Chèvre (pronounced "SHEV-ruh" or sometimes simply "SHEV") is the French word for a female goat, but in the culinary arts, it refers to any French cheese made from goat's milk. Some varieties bear the PDO label, verifying strict production standards. Since goat's milk contains less lactic acid than cow's milk, lactose-intolerant people often find they can enjoy chèvre without symptoms.
- Source: Goat's milk
- Aging: A few days to four months
- Texture: Soft and creamy to firm and crumbly
- Flavor: Tart and earthy
What Is Chèvre Cheese?
Formally called le fromage de chèvre, which literally means "the cheese of goat," chèvre can range from soft and creamy to hard and crumbly, depending on its age. Goat's milk (especially raw or unpasteurized) produces cheese with strong flavors and aromas, which vary according to the breed of goat and their diet; regional influences include climate, altitude, and other environmental factors. Presumably, the French feel comfortable referring to goat cheese simply as "goat," perhaps because goat meat rarely appears on menus in the country. In U.S. grocery stores, it's generally a mid-price cheese.
How Chèvre Cheese Is Made

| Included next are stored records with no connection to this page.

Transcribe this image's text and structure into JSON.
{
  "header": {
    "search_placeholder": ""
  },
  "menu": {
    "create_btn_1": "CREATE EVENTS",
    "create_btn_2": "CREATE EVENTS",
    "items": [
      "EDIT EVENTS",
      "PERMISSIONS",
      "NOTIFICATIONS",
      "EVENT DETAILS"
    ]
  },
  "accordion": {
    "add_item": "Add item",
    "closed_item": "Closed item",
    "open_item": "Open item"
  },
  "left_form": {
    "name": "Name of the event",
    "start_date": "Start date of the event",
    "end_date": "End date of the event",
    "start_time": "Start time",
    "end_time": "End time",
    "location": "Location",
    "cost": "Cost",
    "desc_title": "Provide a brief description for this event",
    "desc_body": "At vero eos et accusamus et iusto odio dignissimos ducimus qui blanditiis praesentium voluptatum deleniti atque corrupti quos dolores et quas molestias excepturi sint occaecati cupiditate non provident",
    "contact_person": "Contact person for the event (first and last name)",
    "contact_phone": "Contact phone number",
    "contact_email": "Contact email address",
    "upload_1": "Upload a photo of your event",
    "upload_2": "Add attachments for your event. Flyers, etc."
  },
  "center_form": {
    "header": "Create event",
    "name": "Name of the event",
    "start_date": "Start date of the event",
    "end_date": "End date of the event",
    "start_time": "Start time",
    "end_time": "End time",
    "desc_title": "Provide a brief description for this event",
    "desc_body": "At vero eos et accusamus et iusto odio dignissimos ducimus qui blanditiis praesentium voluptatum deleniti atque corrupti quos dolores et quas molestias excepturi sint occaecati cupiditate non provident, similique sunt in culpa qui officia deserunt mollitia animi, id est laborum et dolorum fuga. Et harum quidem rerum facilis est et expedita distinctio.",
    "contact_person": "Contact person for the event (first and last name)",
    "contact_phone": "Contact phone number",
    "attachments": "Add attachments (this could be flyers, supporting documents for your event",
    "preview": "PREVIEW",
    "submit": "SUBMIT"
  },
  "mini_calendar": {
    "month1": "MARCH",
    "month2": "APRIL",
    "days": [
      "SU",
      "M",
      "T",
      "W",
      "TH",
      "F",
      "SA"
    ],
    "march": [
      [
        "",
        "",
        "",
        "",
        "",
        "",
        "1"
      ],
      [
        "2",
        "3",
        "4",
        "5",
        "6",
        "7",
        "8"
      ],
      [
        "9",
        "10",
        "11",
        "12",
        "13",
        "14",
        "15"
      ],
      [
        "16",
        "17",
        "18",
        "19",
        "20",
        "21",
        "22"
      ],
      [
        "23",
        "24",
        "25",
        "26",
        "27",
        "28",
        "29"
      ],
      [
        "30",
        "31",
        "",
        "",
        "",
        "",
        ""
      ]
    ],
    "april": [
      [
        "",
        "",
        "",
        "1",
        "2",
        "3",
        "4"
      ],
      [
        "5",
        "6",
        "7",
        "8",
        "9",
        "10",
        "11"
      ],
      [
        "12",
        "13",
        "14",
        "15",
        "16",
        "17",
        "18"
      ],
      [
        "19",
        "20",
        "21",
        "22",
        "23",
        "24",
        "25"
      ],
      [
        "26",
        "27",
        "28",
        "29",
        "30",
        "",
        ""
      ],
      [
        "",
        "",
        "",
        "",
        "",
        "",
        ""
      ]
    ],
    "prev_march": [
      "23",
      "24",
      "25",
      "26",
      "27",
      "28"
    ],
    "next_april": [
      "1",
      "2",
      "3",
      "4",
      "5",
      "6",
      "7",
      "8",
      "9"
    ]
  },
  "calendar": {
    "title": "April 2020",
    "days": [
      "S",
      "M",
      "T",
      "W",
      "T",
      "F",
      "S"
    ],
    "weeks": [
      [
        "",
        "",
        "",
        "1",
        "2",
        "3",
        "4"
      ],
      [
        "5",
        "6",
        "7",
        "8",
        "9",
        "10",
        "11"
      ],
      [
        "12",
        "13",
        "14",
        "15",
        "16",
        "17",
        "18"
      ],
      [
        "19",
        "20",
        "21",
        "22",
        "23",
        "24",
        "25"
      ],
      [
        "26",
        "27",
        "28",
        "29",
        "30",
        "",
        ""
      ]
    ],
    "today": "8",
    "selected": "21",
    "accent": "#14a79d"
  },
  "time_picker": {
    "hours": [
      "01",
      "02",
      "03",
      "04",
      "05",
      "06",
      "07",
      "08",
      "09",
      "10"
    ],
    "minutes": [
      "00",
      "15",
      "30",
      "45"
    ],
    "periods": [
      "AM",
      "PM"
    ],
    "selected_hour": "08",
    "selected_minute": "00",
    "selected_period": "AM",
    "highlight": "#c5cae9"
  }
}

Chevre begins with raw or pasteurized goat milk. Goat cheese descriptions often include statements such as "to be eaten from March to December." Unlike cows, which can be milked all year round, goats only produce milk for seven to eight months per year, with the majority between March and July. Considering that most goat cheese ages for only a few days to a few weeks (four months being the outside limit), it makes sense that it would be best during certain months of the year.
Added starter cultures and rennet encourage curds to form, which cheesemakers separate and drain before packing them into molds, which determine the shape of the final product. Most chèvre in the U.S. falls into the fresh or semi-soft categories, aging from a mere two days to a couple of weeks. Because cheeses made with raw milk must be legally aged for at least 60 days, goat cheese made in the U.S. nearly always come from pasteurized milk.
When chèvre ages, a number of changes take place. Fresh and young chèvre is soft, creamy, and spreadable, with a mild, buttery flavor and a color similar to cream cheese. The longer it ages, the drier and more crumbly it becomes, developing stronger, tangier flavors and aromas; the color deepens to a golden yellow. Aging also produces an outer crust called a rind, which may be washed with brine during aging to develop more flavor.
Any cheese with similar textural characteristics could technically stand-in for chèvre, though you won't be able to replicate the flavor with cheese from the milk of another animal as the distinctive tanginess comes from a fatty acid-specific to goat's milk.
Feta, a crumbly but creamy Greek sheep's milk cheese, makes a good option to replace chèvre. Instead of fresh chèvre, try ricotta, cream cheese, or mascarpone. Replace aged chèvre with similarly aged sheep or cow milk cheese for a compatible texture.
When incorporating chèvre in a cheese platter, start with the youngest, softest, mildest cheese and proceed to the strongest, driest, most mature cheese. Chèvre must be at room temperature to display its full range of flavors and aromas, so take it out of the refrigerator at least 30 minutes prior to serving time.
Arguably, the best way to enjoy chèvre is on a fresh French baguette with a glass of wine. A crisp Sauvignon pairs well with younger chèvre, and when aged, a woody chardonnay makes a good companion. A fruity red will complement a warmed goat cheese.
Chèvre softens but won't completely melt when you heat it. This makes it good to use in pasta dishes and on pizza. Depending on its age (remember, younger is softer), chèvre can be spread on crackers for making canapés, or used as an ingredient in salads.
With aged chèvre, you want an equal amount of rind with each serving. Cut rounds of chèvre into wedge-shaped sections (similar to pizza slices), slice cylinders into rounds, and portion pyramids into vertical wedges.
Store unopened chèvre in its store packaging in the refrigerator for up to three months. Once opened, you can keep a fresh chèvre in an air-tight plastic container for a couple of weeks. Wrapped aged varieties in parchment or wax paper, then the second layer of foil or plastic. You can freeze tightly wrapped fresh chèvre for a couple of months; thaw it slowly in the refrigerator.
Chèvre is a fairly easy cheese to make at home, provided you can get fresh goat's milk. You can marinate store-bought chèvre for versatile hors d'oeuvres or incorporate it into recipes spanning the meal, from appetizers to desserts.
Types of Chèvre Cheese
Young fresh chèvre is a creamy cheese with no rind; it's often sold in tubs or logs in the grocery store. It may come seasoned with peppercorns or herbs. Aged goat cheese becomes harder and crumblier depending on how long it's left to ripen; you often see it in wheels, and it may be coated in edible ash. It's possible to find many common varieties of cheese in a goat version as well, such as blue, brie, cheddar, and Gouda.